### Source material
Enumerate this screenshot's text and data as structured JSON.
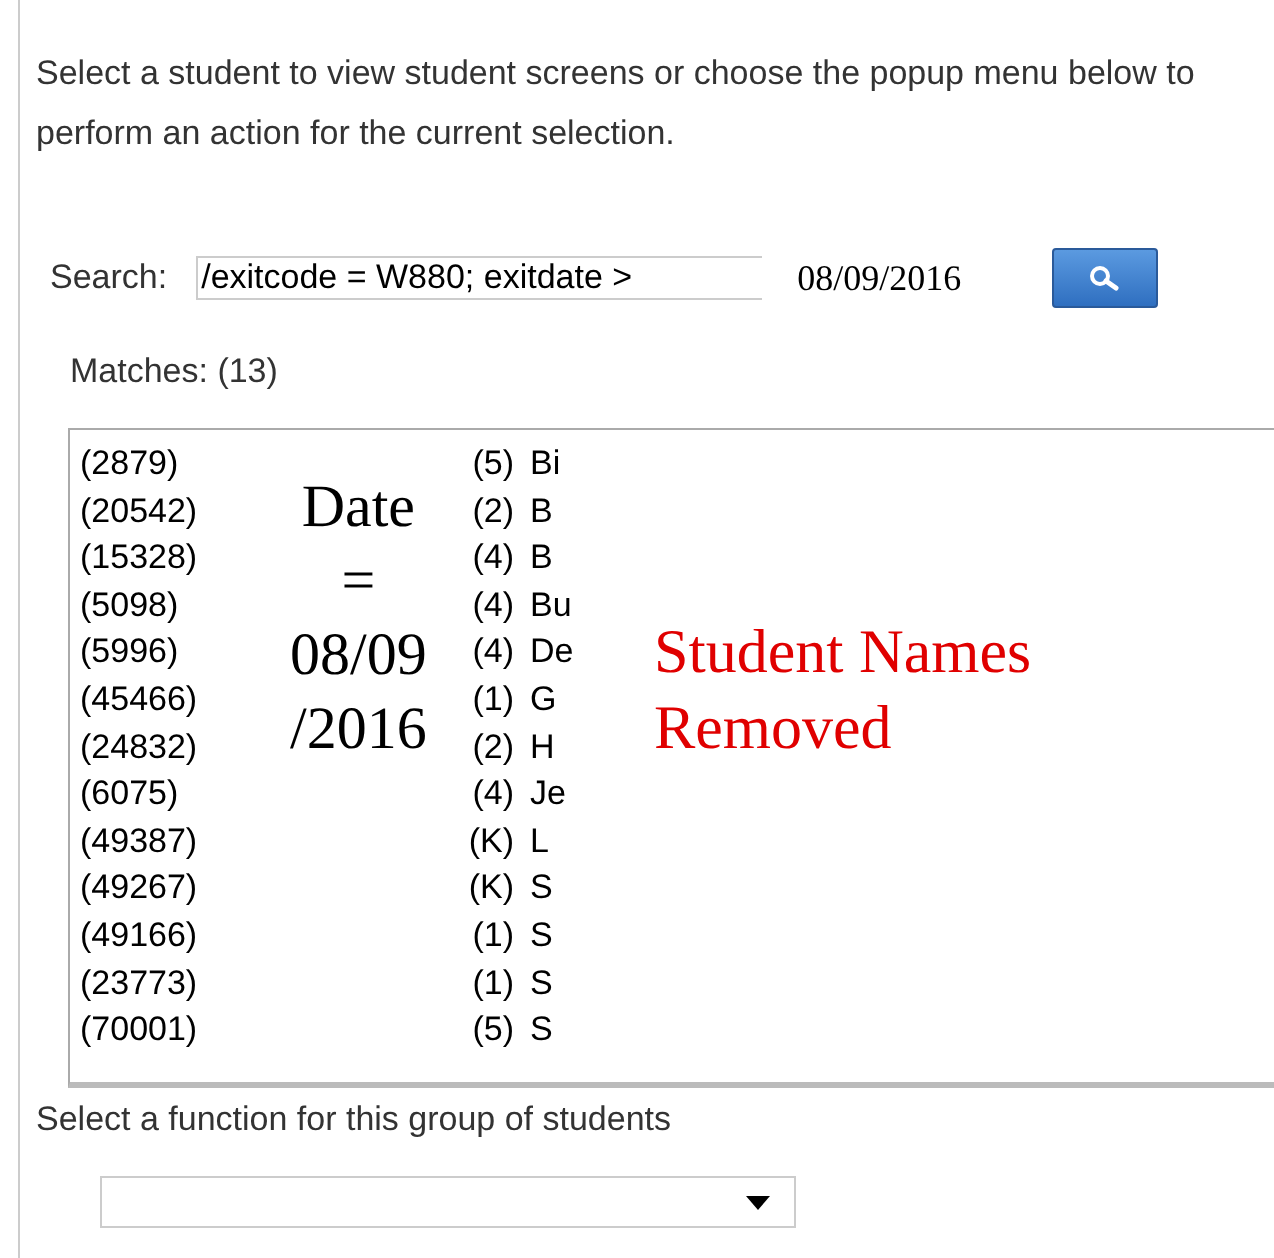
{
  "intro": "Select a student to view student screens or choose the popup menu below to perform an action for the current selection.",
  "search": {
    "label": "Search:",
    "value": "/exitcode = W880; exitdate > ",
    "date_note": "08/09/2016"
  },
  "matches": "Matches: (13)",
  "students": [
    {
      "id": "(2879)",
      "grade": "(5)",
      "name": "Bi"
    },
    {
      "id": "(20542)",
      "grade": "(2)",
      "name": "B"
    },
    {
      "id": "(15328)",
      "grade": "(4)",
      "name": "B"
    },
    {
      "id": "(5098)",
      "grade": "(4)",
      "name": "Bu"
    },
    {
      "id": "(5996)",
      "grade": "(4)",
      "name": "De"
    },
    {
      "id": "(45466)",
      "grade": "(1)",
      "name": "G"
    },
    {
      "id": "(24832)",
      "grade": "(2)",
      "name": "H"
    },
    {
      "id": "(6075)",
      "grade": "(4)",
      "name": "Je"
    },
    {
      "id": "(49387)",
      "grade": "(K)",
      "name": "L"
    },
    {
      "id": "(49267)",
      "grade": "(K)",
      "name": "S"
    },
    {
      "id": "(49166)",
      "grade": "(1)",
      "name": "S"
    },
    {
      "id": "(23773)",
      "grade": "(1)",
      "name": "S"
    },
    {
      "id": "(70001)",
      "grade": "(5)",
      "name": "S"
    }
  ],
  "date_annotation": [
    "Date",
    "=",
    "08/09",
    "/2016"
  ],
  "names_annotation": [
    "Student Names",
    "Removed"
  ],
  "function_label": "Select a function for this group of students"
}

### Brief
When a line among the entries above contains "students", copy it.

### Response below
  "students": [
  "function_label": "Select a function for this group of students"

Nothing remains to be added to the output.